As a concerned parent, you want to your kids to avoid Vancouver bicycle accidents and other dangers. It’s one thing to tell your 4-year-old that she can’t use her training bike without wearing her character-themed bicycle helmet. It’s another thing entirely to tell your rebellious 15-year-old son that he needs to suit up in reflective gear and a not-so-cool-looking helmet before he goes stunt riding with his older friends from school.
Short of acts of profound punishment and parental discipline, which are hard to do and even harder to enforce, what can you do? Here are some ideas:

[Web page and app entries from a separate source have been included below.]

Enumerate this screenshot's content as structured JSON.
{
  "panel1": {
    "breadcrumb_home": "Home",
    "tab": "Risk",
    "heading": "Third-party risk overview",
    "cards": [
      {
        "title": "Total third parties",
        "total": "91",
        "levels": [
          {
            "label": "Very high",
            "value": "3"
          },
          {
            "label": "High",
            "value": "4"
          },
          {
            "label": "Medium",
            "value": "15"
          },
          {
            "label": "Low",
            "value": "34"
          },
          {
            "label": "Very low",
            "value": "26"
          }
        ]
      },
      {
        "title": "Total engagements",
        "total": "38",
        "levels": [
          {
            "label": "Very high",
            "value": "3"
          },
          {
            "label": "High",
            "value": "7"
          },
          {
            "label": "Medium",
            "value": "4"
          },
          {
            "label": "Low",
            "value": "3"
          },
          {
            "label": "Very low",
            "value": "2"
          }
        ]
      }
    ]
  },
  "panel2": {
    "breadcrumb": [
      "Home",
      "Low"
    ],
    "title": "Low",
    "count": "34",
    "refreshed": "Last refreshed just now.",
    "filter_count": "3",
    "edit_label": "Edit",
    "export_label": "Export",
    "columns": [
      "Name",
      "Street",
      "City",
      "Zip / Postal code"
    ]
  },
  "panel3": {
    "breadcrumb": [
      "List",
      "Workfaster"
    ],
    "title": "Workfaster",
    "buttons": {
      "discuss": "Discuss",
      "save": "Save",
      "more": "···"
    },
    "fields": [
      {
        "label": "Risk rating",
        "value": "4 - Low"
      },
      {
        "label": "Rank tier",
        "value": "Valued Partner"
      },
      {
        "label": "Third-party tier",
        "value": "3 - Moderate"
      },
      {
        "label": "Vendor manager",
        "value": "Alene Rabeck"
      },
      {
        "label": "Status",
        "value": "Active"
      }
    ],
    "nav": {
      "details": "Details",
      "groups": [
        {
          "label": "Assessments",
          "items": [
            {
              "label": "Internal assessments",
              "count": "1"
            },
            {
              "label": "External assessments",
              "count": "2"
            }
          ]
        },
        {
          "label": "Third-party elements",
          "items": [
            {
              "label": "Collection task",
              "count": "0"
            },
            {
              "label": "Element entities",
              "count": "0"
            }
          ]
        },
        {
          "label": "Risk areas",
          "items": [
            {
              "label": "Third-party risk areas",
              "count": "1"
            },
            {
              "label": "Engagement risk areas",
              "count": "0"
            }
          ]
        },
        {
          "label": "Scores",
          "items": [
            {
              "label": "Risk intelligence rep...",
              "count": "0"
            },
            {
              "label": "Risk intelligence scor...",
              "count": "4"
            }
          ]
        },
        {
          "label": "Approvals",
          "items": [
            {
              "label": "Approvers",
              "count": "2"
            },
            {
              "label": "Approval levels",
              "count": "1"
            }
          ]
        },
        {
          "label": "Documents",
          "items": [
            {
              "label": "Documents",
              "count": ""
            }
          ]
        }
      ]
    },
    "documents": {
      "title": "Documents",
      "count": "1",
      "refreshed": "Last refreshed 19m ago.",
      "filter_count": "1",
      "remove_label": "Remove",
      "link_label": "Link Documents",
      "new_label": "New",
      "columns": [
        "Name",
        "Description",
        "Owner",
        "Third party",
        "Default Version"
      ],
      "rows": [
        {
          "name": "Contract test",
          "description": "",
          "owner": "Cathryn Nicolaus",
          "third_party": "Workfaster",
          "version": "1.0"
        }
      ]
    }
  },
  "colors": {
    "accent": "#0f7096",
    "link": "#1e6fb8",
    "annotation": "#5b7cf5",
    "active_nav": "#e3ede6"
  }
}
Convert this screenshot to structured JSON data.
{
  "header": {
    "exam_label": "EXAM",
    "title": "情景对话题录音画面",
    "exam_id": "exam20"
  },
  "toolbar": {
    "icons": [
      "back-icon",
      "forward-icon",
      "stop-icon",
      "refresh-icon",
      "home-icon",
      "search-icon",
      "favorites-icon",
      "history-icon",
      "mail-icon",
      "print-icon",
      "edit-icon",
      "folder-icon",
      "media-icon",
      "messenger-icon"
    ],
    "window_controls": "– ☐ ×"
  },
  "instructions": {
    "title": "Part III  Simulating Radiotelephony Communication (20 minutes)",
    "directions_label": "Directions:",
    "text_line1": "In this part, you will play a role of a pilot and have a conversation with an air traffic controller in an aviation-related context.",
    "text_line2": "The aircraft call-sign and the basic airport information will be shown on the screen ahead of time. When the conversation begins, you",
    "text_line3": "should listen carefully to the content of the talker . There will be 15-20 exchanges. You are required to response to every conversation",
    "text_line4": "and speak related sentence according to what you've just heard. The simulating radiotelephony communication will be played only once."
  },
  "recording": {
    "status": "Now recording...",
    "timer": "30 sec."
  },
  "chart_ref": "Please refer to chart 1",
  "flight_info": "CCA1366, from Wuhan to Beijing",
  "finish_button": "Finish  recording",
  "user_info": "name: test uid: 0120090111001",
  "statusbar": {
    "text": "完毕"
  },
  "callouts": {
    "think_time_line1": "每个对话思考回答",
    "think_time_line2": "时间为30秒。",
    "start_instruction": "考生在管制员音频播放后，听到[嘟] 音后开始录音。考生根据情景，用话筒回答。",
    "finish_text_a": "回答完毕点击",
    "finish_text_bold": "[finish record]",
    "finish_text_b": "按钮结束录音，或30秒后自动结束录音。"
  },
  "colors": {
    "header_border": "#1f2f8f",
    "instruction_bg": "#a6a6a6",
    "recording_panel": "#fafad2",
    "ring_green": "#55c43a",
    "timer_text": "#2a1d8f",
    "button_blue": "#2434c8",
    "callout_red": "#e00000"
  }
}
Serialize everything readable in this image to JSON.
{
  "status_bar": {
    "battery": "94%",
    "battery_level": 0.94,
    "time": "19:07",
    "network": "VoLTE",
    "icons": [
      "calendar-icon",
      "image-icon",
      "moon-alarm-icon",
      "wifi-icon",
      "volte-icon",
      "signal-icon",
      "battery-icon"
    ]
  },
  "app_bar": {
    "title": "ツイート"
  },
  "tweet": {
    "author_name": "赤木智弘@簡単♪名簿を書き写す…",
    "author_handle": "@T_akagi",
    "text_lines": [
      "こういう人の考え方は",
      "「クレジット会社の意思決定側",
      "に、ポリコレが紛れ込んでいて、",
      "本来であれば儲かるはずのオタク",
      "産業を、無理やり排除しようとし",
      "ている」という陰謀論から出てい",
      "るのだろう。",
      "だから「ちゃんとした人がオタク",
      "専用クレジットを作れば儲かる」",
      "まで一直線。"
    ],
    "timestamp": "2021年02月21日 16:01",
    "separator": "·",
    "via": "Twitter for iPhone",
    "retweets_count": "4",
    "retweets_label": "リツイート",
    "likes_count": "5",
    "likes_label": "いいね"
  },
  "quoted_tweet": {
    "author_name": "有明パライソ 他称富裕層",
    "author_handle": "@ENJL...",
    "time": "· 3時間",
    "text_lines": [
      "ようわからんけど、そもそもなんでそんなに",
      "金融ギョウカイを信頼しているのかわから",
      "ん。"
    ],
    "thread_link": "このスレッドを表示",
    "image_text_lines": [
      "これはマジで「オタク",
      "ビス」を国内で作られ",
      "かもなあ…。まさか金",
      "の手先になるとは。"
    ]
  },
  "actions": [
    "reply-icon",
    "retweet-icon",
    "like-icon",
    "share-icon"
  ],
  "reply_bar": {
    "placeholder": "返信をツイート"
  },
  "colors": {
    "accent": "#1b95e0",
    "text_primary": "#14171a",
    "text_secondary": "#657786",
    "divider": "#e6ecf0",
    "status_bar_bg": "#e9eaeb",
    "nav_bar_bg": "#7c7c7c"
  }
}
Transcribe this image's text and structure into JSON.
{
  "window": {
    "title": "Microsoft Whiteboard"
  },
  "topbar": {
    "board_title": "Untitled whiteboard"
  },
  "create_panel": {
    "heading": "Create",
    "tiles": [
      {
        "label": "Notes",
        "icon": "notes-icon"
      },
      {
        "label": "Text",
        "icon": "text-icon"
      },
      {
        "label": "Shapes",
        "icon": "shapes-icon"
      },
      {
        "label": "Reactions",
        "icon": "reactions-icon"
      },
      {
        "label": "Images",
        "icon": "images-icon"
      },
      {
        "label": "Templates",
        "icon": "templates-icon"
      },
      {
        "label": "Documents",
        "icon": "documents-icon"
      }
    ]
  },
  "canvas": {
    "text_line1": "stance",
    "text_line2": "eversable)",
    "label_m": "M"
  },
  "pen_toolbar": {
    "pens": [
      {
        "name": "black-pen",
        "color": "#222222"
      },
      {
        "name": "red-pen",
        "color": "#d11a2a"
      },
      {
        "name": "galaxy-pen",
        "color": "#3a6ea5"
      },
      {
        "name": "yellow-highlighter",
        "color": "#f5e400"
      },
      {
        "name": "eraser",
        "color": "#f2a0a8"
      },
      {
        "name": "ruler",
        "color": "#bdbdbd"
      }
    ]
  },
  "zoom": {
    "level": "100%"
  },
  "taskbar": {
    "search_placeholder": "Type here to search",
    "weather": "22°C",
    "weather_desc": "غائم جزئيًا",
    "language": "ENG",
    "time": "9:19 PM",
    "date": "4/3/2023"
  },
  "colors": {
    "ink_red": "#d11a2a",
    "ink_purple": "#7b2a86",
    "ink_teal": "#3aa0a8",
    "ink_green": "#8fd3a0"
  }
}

- Try to get the teenager’s cooperation. This is obvious advice, but it can be extraordinarily challenging to implement, particularly if you have a willful teenager. The fact is this: you cannot always be around to enforce the wearing of a bicycle helmet. Therefore, you want to get the teen to want to cooperate with you. That may mean respecting your child’s independence and making certain compromises.
- Try to influence your teen’s peers. Teenagers often respect other teens more than they respect their parents. This isn’t to slight your parenting skills in any way. It’s just a fact. Your teen’s peers are hugely influential. In fact, some parenting experts believe that the best way to influence child behavior is to influence the peer group. If your kid keeps getting into bike accidents and other trouble, consider changing his school or altering the peer environment.
- Track results. Experience is our best teacher, especially when it comes to accident prevention and safety. Find out what works, in terms of getting the behavior you want, and then try to do “more of that.”
- Come to terms with your recent accident. Get in touch with the McComb Witten team today. Call us at 604-255-9018 to schedule a complimentary case evaluation. You may also wish to download our free report, Your Family Doctor Could Make or Break Your ICBC Claim, for important insights into your Vancouver bike crash case.